Task requirements
Sort through the listing below and keep each line with the word "products". Copy those.

'''

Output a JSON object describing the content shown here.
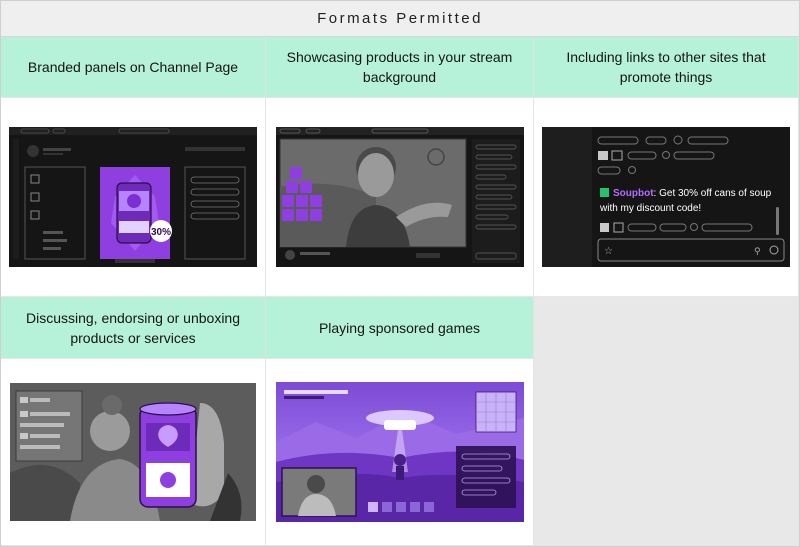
{
  "page": {
    "title": "Formats Permitted"
  },
  "columns": [
    {
      "heading": "Branded panels on Channel Page",
      "image_label": "30%"
    },
    {
      "heading": "Showcasing products in your stream background"
    },
    {
      "heading": "Including links to other sites that promote things",
      "chat": {
        "username": "Soupbot",
        "message_line1": ": Get 30% off cans of soup",
        "message_line2": "with my discount code!"
      }
    }
  ],
  "row2": [
    {
      "heading": "Discussing, endorsing or unboxing products or services"
    },
    {
      "heading": "Playing sponsored games"
    },
    {
      "heading": ""
    }
  ],
  "colors": {
    "header_bg": "#b6f2d9",
    "empty_bg": "#e8e8e8",
    "accent_purple": "#8f3fe0",
    "dark_ui": "#151515"
  }
}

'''

Result for this exercise
      "heading": "Showcasing products in your stream background"
      "heading": "Discussing, endorsing or unboxing products or services"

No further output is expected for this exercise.